Westmont Magazine The Values of Planning
When Jim Fisher advises clients on financial planning, he asks for information about their values as well as their assets. In his opinion, the legacy people leave in their children is more important than the amount they leave to their heirs.
A principal in Trinity Financial Partners in Ontario, Calif., Jim has worked as a chartered financial consultant (ChFC) for 31 years. His firm takes a biblical approach to planning when advising businesses, charitable organizations and individual professionals.
“Our goal is to teach stewardship,” Jim explains. “We assist clients in maximizing the efficiency of their financial resources in line with their values. This enables them to be the best possible trustees of the resources God has given them.”
Once he knows what his clients value, Jim works with them to develop a plan and then assists them in implementing the plan. Follow-up and review are an essential part of the process as it is often necessary to adjust and refine estate plans as time passes.

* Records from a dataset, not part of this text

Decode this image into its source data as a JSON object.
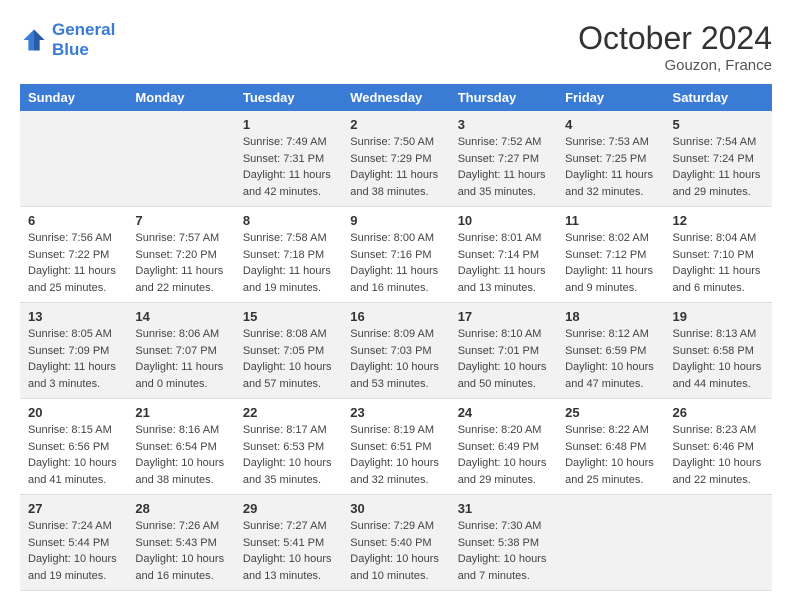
{
  "logo": {
    "line1": "General",
    "line2": "Blue"
  },
  "title": "October 2024",
  "subtitle": "Gouzon, France",
  "days_header": [
    "Sunday",
    "Monday",
    "Tuesday",
    "Wednesday",
    "Thursday",
    "Friday",
    "Saturday"
  ],
  "weeks": [
    [
      {
        "day": "",
        "sunrise": "",
        "sunset": "",
        "daylight": ""
      },
      {
        "day": "",
        "sunrise": "",
        "sunset": "",
        "daylight": ""
      },
      {
        "day": "1",
        "sunrise": "Sunrise: 7:49 AM",
        "sunset": "Sunset: 7:31 PM",
        "daylight": "Daylight: 11 hours and 42 minutes."
      },
      {
        "day": "2",
        "sunrise": "Sunrise: 7:50 AM",
        "sunset": "Sunset: 7:29 PM",
        "daylight": "Daylight: 11 hours and 38 minutes."
      },
      {
        "day": "3",
        "sunrise": "Sunrise: 7:52 AM",
        "sunset": "Sunset: 7:27 PM",
        "daylight": "Daylight: 11 hours and 35 minutes."
      },
      {
        "day": "4",
        "sunrise": "Sunrise: 7:53 AM",
        "sunset": "Sunset: 7:25 PM",
        "daylight": "Daylight: 11 hours and 32 minutes."
      },
      {
        "day": "5",
        "sunrise": "Sunrise: 7:54 AM",
        "sunset": "Sunset: 7:24 PM",
        "daylight": "Daylight: 11 hours and 29 minutes."
      }
    ],
    [
      {
        "day": "6",
        "sunrise": "Sunrise: 7:56 AM",
        "sunset": "Sunset: 7:22 PM",
        "daylight": "Daylight: 11 hours and 25 minutes."
      },
      {
        "day": "7",
        "sunrise": "Sunrise: 7:57 AM",
        "sunset": "Sunset: 7:20 PM",
        "daylight": "Daylight: 11 hours and 22 minutes."
      },
      {
        "day": "8",
        "sunrise": "Sunrise: 7:58 AM",
        "sunset": "Sunset: 7:18 PM",
        "daylight": "Daylight: 11 hours and 19 minutes."
      },
      {
        "day": "9",
        "sunrise": "Sunrise: 8:00 AM",
        "sunset": "Sunset: 7:16 PM",
        "daylight": "Daylight: 11 hours and 16 minutes."
      },
      {
        "day": "10",
        "sunrise": "Sunrise: 8:01 AM",
        "sunset": "Sunset: 7:14 PM",
        "daylight": "Daylight: 11 hours and 13 minutes."
      },
      {
        "day": "11",
        "sunrise": "Sunrise: 8:02 AM",
        "sunset": "Sunset: 7:12 PM",
        "daylight": "Daylight: 11 hours and 9 minutes."
      },
      {
        "day": "12",
        "sunrise": "Sunrise: 8:04 AM",
        "sunset": "Sunset: 7:10 PM",
        "daylight": "Daylight: 11 hours and 6 minutes."
      }
    ],
    [
      {
        "day": "13",
        "sunrise": "Sunrise: 8:05 AM",
        "sunset": "Sunset: 7:09 PM",
        "daylight": "Daylight: 11 hours and 3 minutes."
      },
      {
        "day": "14",
        "sunrise": "Sunrise: 8:06 AM",
        "sunset": "Sunset: 7:07 PM",
        "daylight": "Daylight: 11 hours and 0 minutes."
      },
      {
        "day": "15",
        "sunrise": "Sunrise: 8:08 AM",
        "sunset": "Sunset: 7:05 PM",
        "daylight": "Daylight: 10 hours and 57 minutes."
      },
      {
        "day": "16",
        "sunrise": "Sunrise: 8:09 AM",
        "sunset": "Sunset: 7:03 PM",
        "daylight": "Daylight: 10 hours and 53 minutes."
      },
      {
        "day": "17",
        "sunrise": "Sunrise: 8:10 AM",
        "sunset": "Sunset: 7:01 PM",
        "daylight": "Daylight: 10 hours and 50 minutes."
      },
      {
        "day": "18",
        "sunrise": "Sunrise: 8:12 AM",
        "sunset": "Sunset: 6:59 PM",
        "daylight": "Daylight: 10 hours and 47 minutes."
      },
      {
        "day": "19",
        "sunrise": "Sunrise: 8:13 AM",
        "sunset": "Sunset: 6:58 PM",
        "daylight": "Daylight: 10 hours and 44 minutes."
      }
    ],
    [
      {
        "day": "20",
        "sunrise": "Sunrise: 8:15 AM",
        "sunset": "Sunset: 6:56 PM",
        "daylight": "Daylight: 10 hours and 41 minutes."
      },
      {
        "day": "21",
        "sunrise": "Sunrise: 8:16 AM",
        "sunset": "Sunset: 6:54 PM",
        "daylight": "Daylight: 10 hours and 38 minutes."
      },
      {
        "day": "22",
        "sunrise": "Sunrise: 8:17 AM",
        "sunset": "Sunset: 6:53 PM",
        "daylight": "Daylight: 10 hours and 35 minutes."
      },
      {
        "day": "23",
        "sunrise": "Sunrise: 8:19 AM",
        "sunset": "Sunset: 6:51 PM",
        "daylight": "Daylight: 10 hours and 32 minutes."
      },
      {
        "day": "24",
        "sunrise": "Sunrise: 8:20 AM",
        "sunset": "Sunset: 6:49 PM",
        "daylight": "Daylight: 10 hours and 29 minutes."
      },
      {
        "day": "25",
        "sunrise": "Sunrise: 8:22 AM",
        "sunset": "Sunset: 6:48 PM",
        "daylight": "Daylight: 10 hours and 25 minutes."
      },
      {
        "day": "26",
        "sunrise": "Sunrise: 8:23 AM",
        "sunset": "Sunset: 6:46 PM",
        "daylight": "Daylight: 10 hours and 22 minutes."
      }
    ],
    [
      {
        "day": "27",
        "sunrise": "Sunrise: 7:24 AM",
        "sunset": "Sunset: 5:44 PM",
        "daylight": "Daylight: 10 hours and 19 minutes."
      },
      {
        "day": "28",
        "sunrise": "Sunrise: 7:26 AM",
        "sunset": "Sunset: 5:43 PM",
        "daylight": "Daylight: 10 hours and 16 minutes."
      },
      {
        "day": "29",
        "sunrise": "Sunrise: 7:27 AM",
        "sunset": "Sunset: 5:41 PM",
        "daylight": "Daylight: 10 hours and 13 minutes."
      },
      {
        "day": "30",
        "sunrise": "Sunrise: 7:29 AM",
        "sunset": "Sunset: 5:40 PM",
        "daylight": "Daylight: 10 hours and 10 minutes."
      },
      {
        "day": "31",
        "sunrise": "Sunrise: 7:30 AM",
        "sunset": "Sunset: 5:38 PM",
        "daylight": "Daylight: 10 hours and 7 minutes."
      },
      {
        "day": "",
        "sunrise": "",
        "sunset": "",
        "daylight": ""
      },
      {
        "day": "",
        "sunrise": "",
        "sunset": "",
        "daylight": ""
      }
    ]
  ]
}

When he was starting his business, Jim struggled as many new business owners do. He and Marcia worked hard to establish themselves and learned the importance of careful financial planning. He passes this experience on to the people he advises.
Because he works closely with clients over a period of years, Jim often becomes friends with them. Building good relationships is an important part of his profession.
Jim practices what he preaches. He and his wife, Marcia, have raised their three children to share their Christian faith, and they have made a provision in their estate plan for Westmont, where all three graduated.
Michael ’89 works as a computer consultant and lives in Alta Loma, Calif., with his wife, Melissa Roth Fisher ’90, and their daughter. Both Mike and Melissa were economics and business majors. Melissa is executive vice president in charge of leasing for a multi-office leasing company and works from home two days a week.
Fredric Fisher ’92 and his wife, Kathryn Dorchak Fisher ’95, live in Santa Barbara. With a degree in economics and business, Fred works for Mercer Financial, and Katie became a physical therapist after majoring in kinesiology.
Lynne Fisher Asfahl ’94 earned a master’s degree in student life after graduating with a liberal studies degree. She manages a Christian bookstore and raises her daughter. Her husband, Jon, went to Azusa Pacific and works in security with SBC Communications.
With five graduates in the family, Jim and Marcia know the value of a Westmont education. “We have a daily experience with Westmont’s legacy,” Jim notes.
They began a tradition of hosting students for Easter and an egg hunt after Potter’s Clay in 1989, the year Mike’s roommate Alan Voorman was killed in an automobile accident in Ensenada that also took the lives of two other students. “We love having a houseful of Westmont kids,” Marcia says.
Through their long association with Westmont, they have learned that the college stands for the values they treasure. Supporting Westmont enables them to leave the kind of legacy they like best: a value-oriented one.